I am a wee bit stressed out for various reasons. I almost threw my phone at my computer because I didn’t like what someone said in a review, so the stress level is a bit high. I happened to stumble on a BBC story about bullet journals. I am not sure how much actual journalist I would do, but when I googled it, the supplies included cute journals, cute markers, and cute washi tape.
I have bought all the tape, and kawaii stickers, and markers, and stencils. I am going to sit there and stick cute glittery things into my journal, and nobody will get hurt. I hope. Brace yourself for the pictures of ridiculously decorated journal pages.
I am hoping that you know a source for learning how to deconstruct a favorite book in order to learn how stories, particularly full-length novels are written.Patti
Buy this book. That’s all you need for that.
Question about the biz side of authordom – how did you figure all that out? (Incorporation, taxes, contracts, quickbooks, and all that scary stuff).Katie
It’s not that scary actually. At first you can get away with just being self-employed, then, if the writing business starts making enough money, you can incorporate. I would look for a business-oriented accountant. He can usually recommend the right type of incorporation, and then you can simply hire a lawyer to do the heavy lifting.
At this stage, we are set up as a typical business, with three salaried employees, contractors, paycheck service, etc.
Taxes are a thing.
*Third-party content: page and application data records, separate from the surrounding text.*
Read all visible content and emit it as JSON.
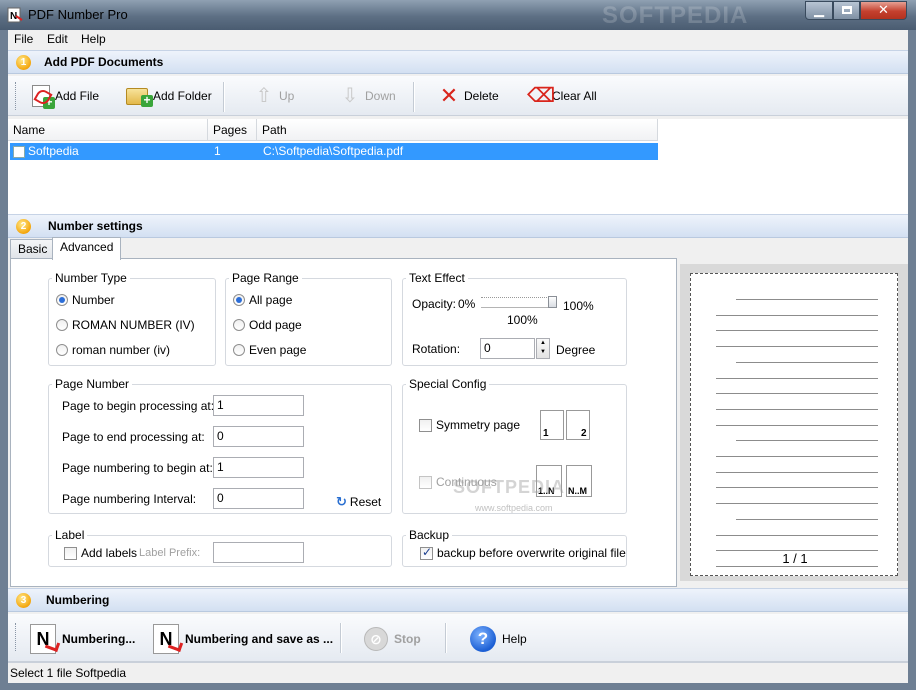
{
  "window": {
    "title": "PDF Number Pro",
    "watermark": "SOFTPEDIA"
  },
  "menu": [
    "File",
    "Edit",
    "Help"
  ],
  "section1": {
    "num": "1",
    "title": "Add PDF Documents"
  },
  "toolbar": {
    "add_file": "Add File",
    "add_folder": "Add Folder",
    "up": "Up",
    "down": "Down",
    "delete": "Delete",
    "clear_all": "Clear All"
  },
  "filelist": {
    "columns": [
      "Name",
      "Pages",
      "Path"
    ],
    "rows": [
      {
        "name": "Softpedia",
        "pages": "1",
        "path": "C:\\Softpedia\\Softpedia.pdf"
      }
    ]
  },
  "section2": {
    "num": "2",
    "title": "Number settings"
  },
  "tabs": [
    "Basic",
    "Advanced"
  ],
  "number_type": {
    "label": "Number Type",
    "options": [
      "Number",
      "ROMAN NUMBER (IV)",
      "roman number (iv)"
    ]
  },
  "page_range": {
    "label": "Page Range",
    "options": [
      "All page",
      "Odd page",
      "Even page"
    ]
  },
  "text_effect": {
    "label": "Text Effect",
    "opacity_label": "Opacity:",
    "opacity_min": "0%",
    "opacity_max": "100%",
    "opacity_value": "100%",
    "rotation_label": "Rotation:",
    "rotation_value": "0",
    "rotation_unit": "Degree"
  },
  "page_number": {
    "label": "Page Number",
    "begin_processing_label": "Page to begin processing at:",
    "begin_processing_value": "1",
    "end_processing_label": "Page to end processing at:",
    "end_processing_value": "0",
    "numbering_begin_label": "Page numbering to begin at:",
    "numbering_begin_value": "1",
    "interval_label": "Page numbering Interval:",
    "interval_value": "0",
    "reset": "Reset"
  },
  "special_config": {
    "label": "Special Config",
    "symmetry": "Symmetry page",
    "continuous": "Continuous",
    "sym_left": "1",
    "sym_right": "2",
    "cont_left": "1..N",
    "cont_right": "N..M",
    "watermark": "SOFTPEDIA",
    "watermark_url": "www.softpedia.com"
  },
  "label_group": {
    "label": "Label",
    "add_labels": "Add labels",
    "prefix_label": "Label Prefix:"
  },
  "backup": {
    "label": "Backup",
    "option": "backup before overwrite original file"
  },
  "preview": {
    "page_counter": "1 / 1"
  },
  "section3": {
    "num": "3",
    "title": "Numbering"
  },
  "bottom_toolbar": {
    "numbering": "Numbering...",
    "numbering_save": "Numbering and save as ...",
    "stop": "Stop",
    "help": "Help"
  },
  "status": "Select 1 file Softpedia"
}
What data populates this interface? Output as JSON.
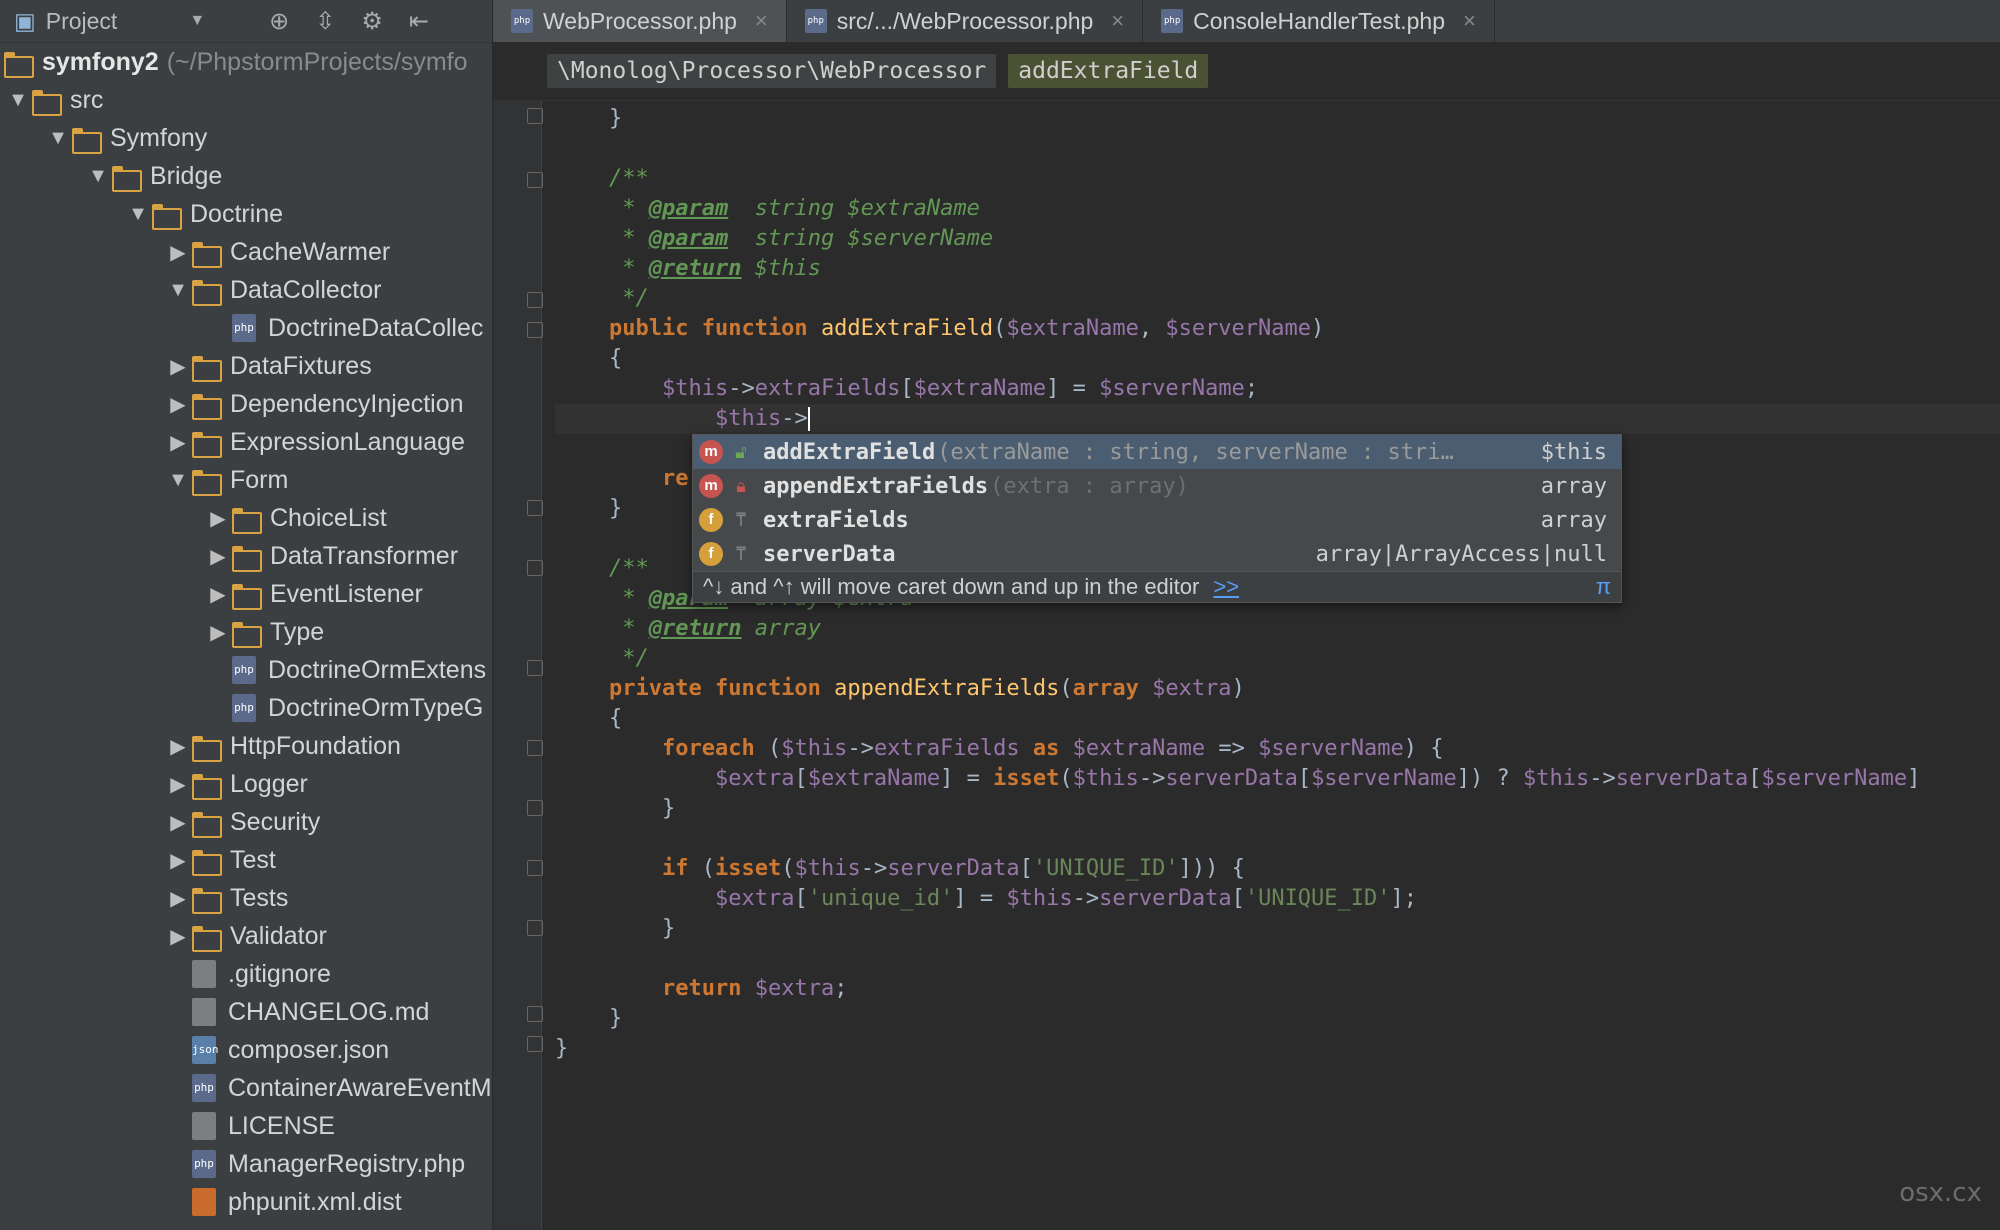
{
  "project_panel": {
    "title": "Project"
  },
  "tree": [
    {
      "tri": "",
      "kind": "folder",
      "label": "symfony2",
      "root_path": "(~/PhpstormProjects/symfo",
      "depth": 0
    },
    {
      "tri": "▼",
      "kind": "folder",
      "label": "src",
      "depth": 0
    },
    {
      "tri": "▼",
      "kind": "folder",
      "label": "Symfony",
      "depth": 1
    },
    {
      "tri": "▼",
      "kind": "folder",
      "label": "Bridge",
      "depth": 2
    },
    {
      "tri": "▼",
      "kind": "folder",
      "label": "Doctrine",
      "depth": 3
    },
    {
      "tri": "▶",
      "kind": "folder",
      "label": "CacheWarmer",
      "depth": 4
    },
    {
      "tri": "▼",
      "kind": "folder",
      "label": "DataCollector",
      "depth": 4
    },
    {
      "tri": "",
      "kind": "php",
      "label": "DoctrineDataCollec",
      "depth": 5
    },
    {
      "tri": "▶",
      "kind": "folder",
      "label": "DataFixtures",
      "depth": 4
    },
    {
      "tri": "▶",
      "kind": "folder",
      "label": "DependencyInjection",
      "depth": 4
    },
    {
      "tri": "▶",
      "kind": "folder",
      "label": "ExpressionLanguage",
      "depth": 4
    },
    {
      "tri": "▼",
      "kind": "folder",
      "label": "Form",
      "depth": 4
    },
    {
      "tri": "▶",
      "kind": "folder",
      "label": "ChoiceList",
      "depth": 5
    },
    {
      "tri": "▶",
      "kind": "folder",
      "label": "DataTransformer",
      "depth": 5
    },
    {
      "tri": "▶",
      "kind": "folder",
      "label": "EventListener",
      "depth": 5
    },
    {
      "tri": "▶",
      "kind": "folder",
      "label": "Type",
      "depth": 5
    },
    {
      "tri": "",
      "kind": "php",
      "label": "DoctrineOrmExtens",
      "depth": 5
    },
    {
      "tri": "",
      "kind": "php",
      "label": "DoctrineOrmTypeG",
      "depth": 5
    },
    {
      "tri": "▶",
      "kind": "folder",
      "label": "HttpFoundation",
      "depth": 4
    },
    {
      "tri": "▶",
      "kind": "folder",
      "label": "Logger",
      "depth": 4
    },
    {
      "tri": "▶",
      "kind": "folder",
      "label": "Security",
      "depth": 4
    },
    {
      "tri": "▶",
      "kind": "folder",
      "label": "Test",
      "depth": 4
    },
    {
      "tri": "▶",
      "kind": "folder",
      "label": "Tests",
      "depth": 4
    },
    {
      "tri": "▶",
      "kind": "folder",
      "label": "Validator",
      "depth": 4
    },
    {
      "tri": "",
      "kind": "txt",
      "label": ".gitignore",
      "depth": 4
    },
    {
      "tri": "",
      "kind": "txt",
      "label": "CHANGELOG.md",
      "depth": 4
    },
    {
      "tri": "",
      "kind": "json",
      "label": "composer.json",
      "depth": 4
    },
    {
      "tri": "",
      "kind": "php",
      "label": "ContainerAwareEventM",
      "depth": 4
    },
    {
      "tri": "",
      "kind": "txt",
      "label": "LICENSE",
      "depth": 4
    },
    {
      "tri": "",
      "kind": "php",
      "label": "ManagerRegistry.php",
      "depth": 4
    },
    {
      "tri": "",
      "kind": "xml",
      "label": "phpunit.xml.dist",
      "depth": 4
    }
  ],
  "tabs": [
    {
      "label": "WebProcessor.php",
      "active": true
    },
    {
      "label": "src/.../WebProcessor.php",
      "active": false
    },
    {
      "label": "ConsoleHandlerTest.php",
      "active": false
    }
  ],
  "breadcrumb": {
    "class_path": "\\Monolog\\Processor\\WebProcessor",
    "method": "addExtraField"
  },
  "completion": {
    "items": [
      {
        "kind": "m",
        "vis": "public",
        "name": "addExtraField",
        "sig": "(extraName : string, serverName : stri…",
        "type": "$this",
        "selected": true
      },
      {
        "kind": "m",
        "vis": "private",
        "name": "appendExtraFields",
        "sig": "(extra : array)",
        "type": "array",
        "selected": false
      },
      {
        "kind": "f",
        "vis": "field",
        "name": "extraFields",
        "sig": "",
        "type": "array",
        "selected": false
      },
      {
        "kind": "f",
        "vis": "field",
        "name": "serverData",
        "sig": "",
        "type": "array|ArrayAccess|null",
        "selected": false
      }
    ],
    "hint": "^↓ and ^↑ will move caret down and up in the editor",
    "hint_more": ">>",
    "hint_pi": "π"
  },
  "watermark": "osx.cx",
  "icons": {
    "php": "php",
    "json": "json"
  }
}
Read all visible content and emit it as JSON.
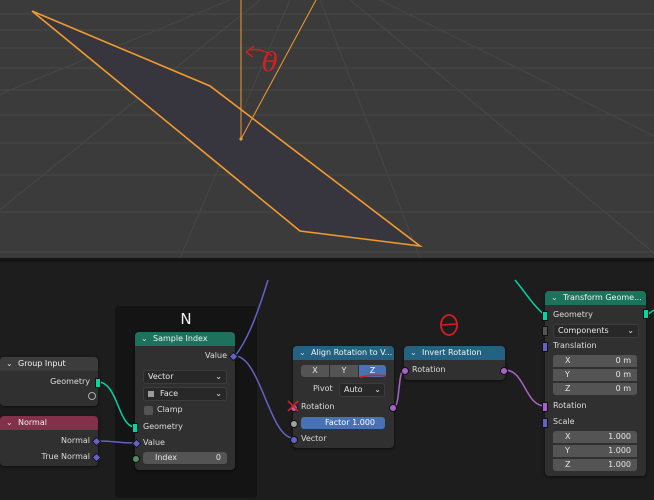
{
  "viewport": {
    "annotation_symbol": "θ",
    "colors": {
      "background": "#3b3b3b",
      "grid": "#474747",
      "plane_fill": "#37353d",
      "selection": "#f29a30",
      "annotation": "#d42020"
    }
  },
  "frame": {
    "label": "N"
  },
  "nodes": {
    "group_input": {
      "title": "Group Input",
      "outputs": [
        "Geometry"
      ]
    },
    "normal": {
      "title": "Normal",
      "outputs": [
        "Normal",
        "True Normal"
      ]
    },
    "sample_index": {
      "title": "Sample Index",
      "output": "Value",
      "data_type": "Vector",
      "domain": "Face",
      "clamp_label": "Clamp",
      "inputs": {
        "geometry": "Geometry",
        "value": "Value"
      },
      "index": {
        "label": "Index",
        "value": "0"
      }
    },
    "align_rotation": {
      "title": "Align Rotation to V...",
      "axes": [
        "X",
        "Y",
        "Z"
      ],
      "selected_axis": "Z",
      "pivot_label": "Pivot",
      "pivot_value": "Auto",
      "inputs": {
        "rotation": "Rotation",
        "vector": "Vector"
      },
      "factor": {
        "label": "Factor",
        "value": "1.000"
      }
    },
    "invert_rotation": {
      "title": "Invert Rotation",
      "socket": "Rotation"
    },
    "transform_geometry": {
      "title": "Transform Geome...",
      "output": "Geometry",
      "input_geometry": "Geometry",
      "mode": "Components",
      "translation": {
        "label": "Translation",
        "x": {
          "axis": "X",
          "value": "0 m"
        },
        "y": {
          "axis": "Y",
          "value": "0 m"
        },
        "z": {
          "axis": "Z",
          "value": "0 m"
        }
      },
      "rotation_label": "Rotation",
      "scale": {
        "label": "Scale",
        "x": {
          "axis": "X",
          "value": "1.000"
        },
        "y": {
          "axis": "Y",
          "value": "1.000"
        },
        "z": {
          "axis": "Z",
          "value": "1.000"
        }
      }
    }
  },
  "annotations": {
    "node_theta": "θ"
  },
  "icons": [
    "chevron-down-icon",
    "dropdown-arrow-icon",
    "socket-circle-icon",
    "socket-diamond-icon"
  ],
  "colors": {
    "geometry_socket": "#00d6a3",
    "vector_socket": "#6363c7",
    "rotation_socket": "#a663c7",
    "float_socket": "#a1a1a1",
    "int_socket": "#598c5c",
    "header_green": "#1d725e",
    "header_blue": "#246283",
    "header_red": "#83314a",
    "header_dark": "#3c3c3c",
    "active_field": "#4772b3"
  }
}
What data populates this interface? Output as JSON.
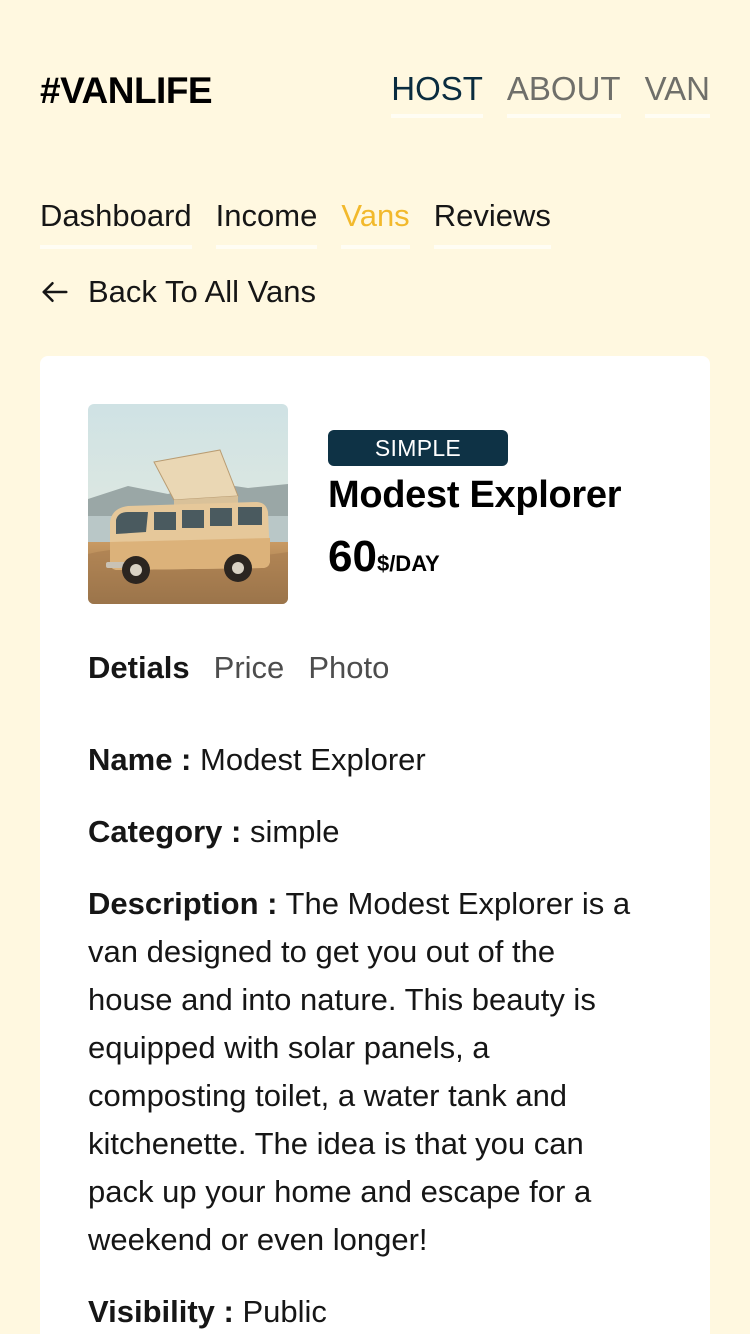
{
  "header": {
    "logo": "#VANLIFE",
    "nav": [
      {
        "label": "HOST",
        "active": true
      },
      {
        "label": "ABOUT",
        "active": false
      },
      {
        "label": "VAN",
        "active": false
      }
    ]
  },
  "host_nav": [
    {
      "label": "Dashboard",
      "active": false
    },
    {
      "label": "Income",
      "active": false
    },
    {
      "label": "Vans",
      "active": true
    },
    {
      "label": "Reviews",
      "active": false
    }
  ],
  "back_link": {
    "label": "Back To All Vans",
    "icon": "arrow-left-icon"
  },
  "van": {
    "type": "SIMPLE",
    "name": "Modest Explorer",
    "price": "60",
    "price_unit": "$/DAY"
  },
  "detail_tabs": [
    {
      "label": "Detials",
      "active": true
    },
    {
      "label": "Price",
      "active": false
    },
    {
      "label": "Photo",
      "active": false
    }
  ],
  "details": {
    "name_label": "Name :",
    "name_value": "Modest Explorer",
    "category_label": "Category :",
    "category_value": "simple",
    "description_label": "Description :",
    "description_value": "The Modest Explorer is a van designed to get you out of the house and into nature. This beauty is equipped with solar panels, a composting toilet, a water tank and kitchenette. The idea is that you can pack up your home and escape for a weekend or even longer!",
    "visibility_label": "Visibility :",
    "visibility_value": "Public"
  },
  "colors": {
    "page_bg": "#FFF8E0",
    "accent": "#F2B92C",
    "badge_bg": "#0E3245",
    "nav_active": "#0A2C3F"
  }
}
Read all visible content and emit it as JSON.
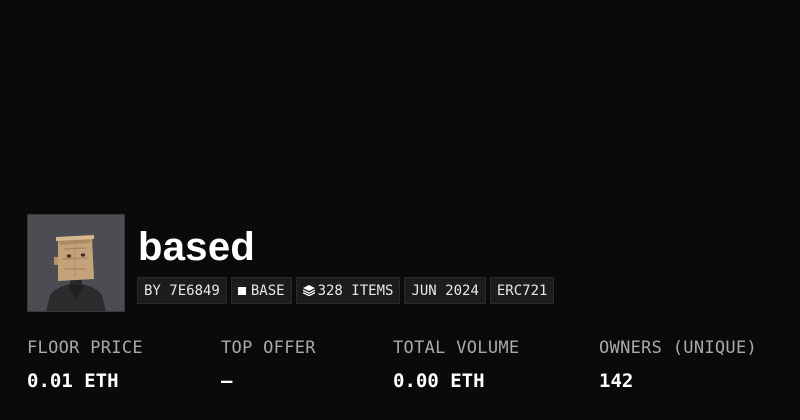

Make sure that you speak to an accountant and get an advice on how much you need to either put aside or withhold. For example, we don’t pay as much in quarterlies, but our withholding is very high. We pay more money to the government than we take home, so we won’t end up with a bill at the end of the year.
I’m wondering who was the first person to read one or your stories and give you encouragement to continue, and elaborate more.Alane
This man. I consider Charlie a mentor. No matter how much we struggled, he always believed we would make it. He is currently editing more than he is writing, so his contribution to the field is even more impressive.
Writing magic in a way that plays nicely for romance tropes must be interesting. Acknowledging that anything could potentially be a book, what are some of the magic powers that you think wouldn’t work in genre without a lot of work?Ash
Time travel. it is a massive pain in the arse, as the second half of the Avengers finale demonstrated. I know this movie is popular, but holy crap, what a convoluted illogical mess. ::shudders:: The first one was so good. Like what the hell happened?
Anyway, time travel sucks for a number of reasons. One, it’s hard to get the reader to worry about anything, because you can just go back in time and fix it. Two, if it’s the kind of time travel where a person goes back and stays in the past, it inevitably runs into the conflict between the modern and past ethics. That puts a damper on any romance or even meaningful relationships. I’m not a fan of OUTLANDER for that very reason. Three, it requires a ton of research. Four, it has a tendency to get overly complicated and the reader gets lost.
To avoid some of the pitfalls, you have to mess around with the logic of time travel. You can go with one minuscule change equals enormous consequences (Bradbury, THE SOUND OF THUNDER) or time/space is a ball of rubber bands and if you pull one out, it will compensate. You can go a different route entirely like Simak did in TIME IS THE SIMPLEST THING, where past is completely dead.
No matter what you do with it, it’s a mess.